Staff photo/Heather Spaulding The cast of “Noises Off.”

Staff photo/Heather Spaulding The cast of “Noises Off.”

British humor comes to the San Juan Community Theatre: “Noises Off”

A play within a play is the plot for “Noises Off,” a fast-paced tale packed with British wit and humor.

“It is one of the top shows on all the lists of plays for high schools,” said Jenni Merritt, play director and, Friday Harbor High Schools drama teacher. “After reading the script, it’s easy to see why.”

The script has been rated as one of the funniest plays ever written, according to a New York Post theater review.

Performances at the San Juan Community Theatre run Thursday, Jan. 18 through Saturday, Jan. 20 at 7:30 p.m. and Sunday, Jan. 21 at 2 p.m. Tickets are available at the theater box office at 360-378-3210 or at www.sjctheater.org. The cost is $17 for adults, $9 for students and $5 student rush at the door only. Thursday is pay-what-you-can night. The cast is all high school students and consists of freshman through seniors, including the backstage crew.
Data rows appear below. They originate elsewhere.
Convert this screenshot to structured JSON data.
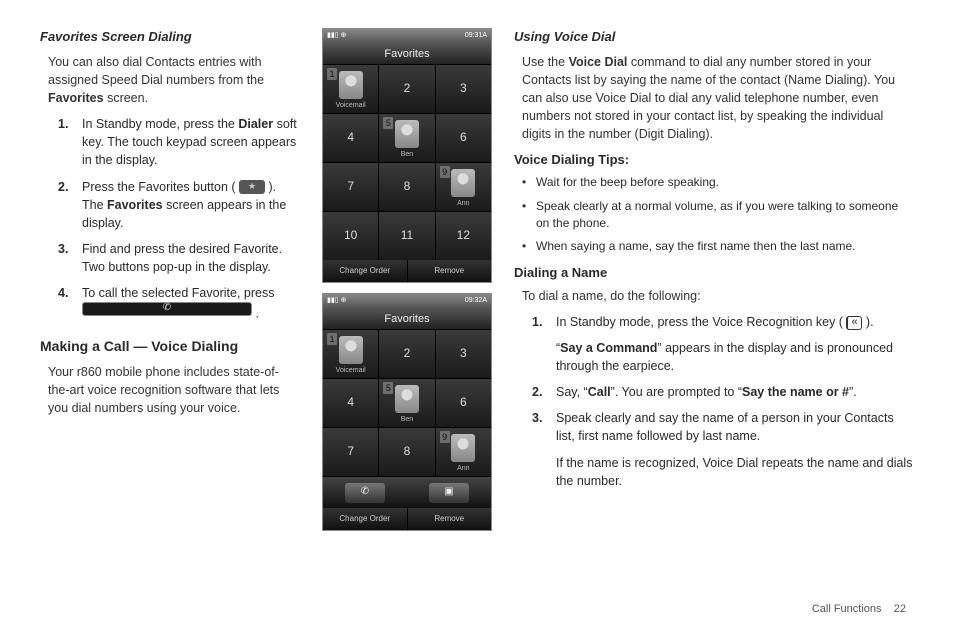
{
  "footer": {
    "section": "Call Functions",
    "page": "22"
  },
  "left": {
    "h1": "Favorites Screen Dialing",
    "intro_a": "You can also dial Contacts entries with assigned Speed Dial numbers from the ",
    "intro_b": "Favorites",
    "intro_c": " screen.",
    "s1_a": "In Standby mode, press the ",
    "s1_b": "Dialer",
    "s1_c": " soft key. The touch keypad screen appears in the display.",
    "s2_a": "Press the Favorites button ( ",
    "s2_b": " ). The ",
    "s2_c": "Favorites",
    "s2_d": " screen appears in the display.",
    "s3": "Find and press the desired Favorite. Two buttons pop-up in the display.",
    "s4_a": "To call the selected Favorite, press ",
    "s4_b": " .",
    "h2": "Making a Call — Voice Dialing",
    "p2": "Your r860 mobile phone includes state-of-the-art voice recognition software that lets you dial numbers using your voice."
  },
  "right": {
    "h1": "Using Voice Dial",
    "p1_a": "Use the ",
    "p1_b": "Voice Dial",
    "p1_c": " command to dial any number stored in your Contacts list by saying the name of the contact (Name Dialing). You can also use Voice Dial to dial any valid telephone number, even numbers not stored in your contact list, by speaking the individual digits in the number (Digit Dialing).",
    "tips_h": "Voice Dialing Tips:",
    "tip1": "Wait for the beep before speaking.",
    "tip2": "Speak clearly at a normal volume, as if you were talking to someone on the phone.",
    "tip3": "When saying a name, say the first name then the last name.",
    "dial_h": "Dialing a Name",
    "dial_p": "To dial a name, do the following:",
    "d1_a": "In Standby mode, press the Voice Recognition key ( ",
    "d1_b": " ).",
    "d1_sub_a": "“",
    "d1_sub_b": "Say a Command",
    "d1_sub_c": "” appears in the display and is pronounced through the earpiece.",
    "d2_a": "Say, “",
    "d2_b": "Call",
    "d2_c": "”. You are prompted to “",
    "d2_d": "Say the name or #",
    "d2_e": "”.",
    "d3": "Speak clearly and say the name of a person in your Contacts list, first name followed by last name.",
    "d3_sub": "If the name is recognized, Voice Dial repeats the name and dials the number."
  },
  "phone": {
    "time1": "09:31A",
    "time2": "09:32A",
    "title": "Favorites",
    "voicemail": "Voicemail",
    "ben": "Ben",
    "ann": "Ann",
    "change": "Change Order",
    "remove": "Remove"
  }
}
“Noises Off” was written by English playwright Michael Frayn, after he visited the set of a friend’s play. He realized the backstage events and drama were funnier than the actual play being produced.

The play is complete with love triangles, clothing mishaps, fights, and a dysfunctional cast including one character who can’t stay awake, and another whose nose bleeds whenever they see violence, Merritt said.

“I have had [both] people tell me they love me for choosing ‘Noises Off’ because they love the play and laughed so hard they peed their pants, and people who tell me they hate me because they want to be in it,” she laughed.

According to Merritt, there is adult content, and some jokes that will go over young children’s heads, but all in all, it is a show the whole family will love. Those who don’t see it, will regret it.

“People will be talking about the show afterward, you will not want to miss out,” said Merritt.

She chose the script, after “The Wizard of Oz” last year, because she was hoping for a smaller production, but it turned out “Noises Off” isn’t a small play even though the cast is not large. There are nine main roles, and four smaller ones that will be in the audience as well as the stage, to grow the magic, Merritt explained. For example, in one scene a director suddenly pops up from the audience and begins yelling at the actors.

The set is comprised of a revolving two-story building complete with several doors and windows, as well as a deck and staircase built by the theater’s own staff set designers, dubbed “the dream team.”

Merritt explained the painted and polished side of the building reflects what is happening on stage, while the other, raw, unfinished side revolves toward the audience when drama is occurring backstage, primarily during the second act. The cast runs up and down the stairs, in and out of the plethora of doors. They even crawl in and out the windows. To say “Noises Off” is a physically demanding play would be an understatement.

The students responded well to the action, and have taken their jobs seriously, according to Merritt.

“We have such amazing kids in this community, so full of passion for drama,” she said, adding that the students have been not only staying long after rehearsals were scheduled to end but begging her for more practice time on stage.

“I don’t hold them, and they don’t hold themselves to a teenage category,” said Merritt, noting how proud she is of the cast and crew.

“I’m so excited to show this production off to the community,” she said.

For more information visit www.sjctheater.org.

 

Staff photo/ Heather Spaulding Ann Marie Ryan as Dotty.

Staff photo/ Heather Spaulding Ann Marie Ryan as Dotty.

Staff photo/Heather Spaulding Ann Marie Ryan as Dotty.

Staff photo/Heather Spaulding Ann Marie Ryan as Dotty.

Staff photo/Heather Spaulding

Staff photo/Heather Spaulding

Staff photo/Heather Spaulding

Staff photo/Heather Spaulding

Staff photo/Heather Spaulding.

Staff photo/Heather Spaulding.

Staff photo/Heather Spaulding.

Staff photo/Heather Spaulding.

Staff photo/Heather Spaulding

Staff photo/Heather Spaulding

Staff photo/Heather Spaulding

Staff photo/Heather Spaulding

Staff photo/Heather Spaulding

Staff photo/Heather Spaulding

Staff photo/Heather Spaulding

Staff photo/Heather Spaulding

Staff photo/Heather Spaulding

Staff photo/Heather Spaulding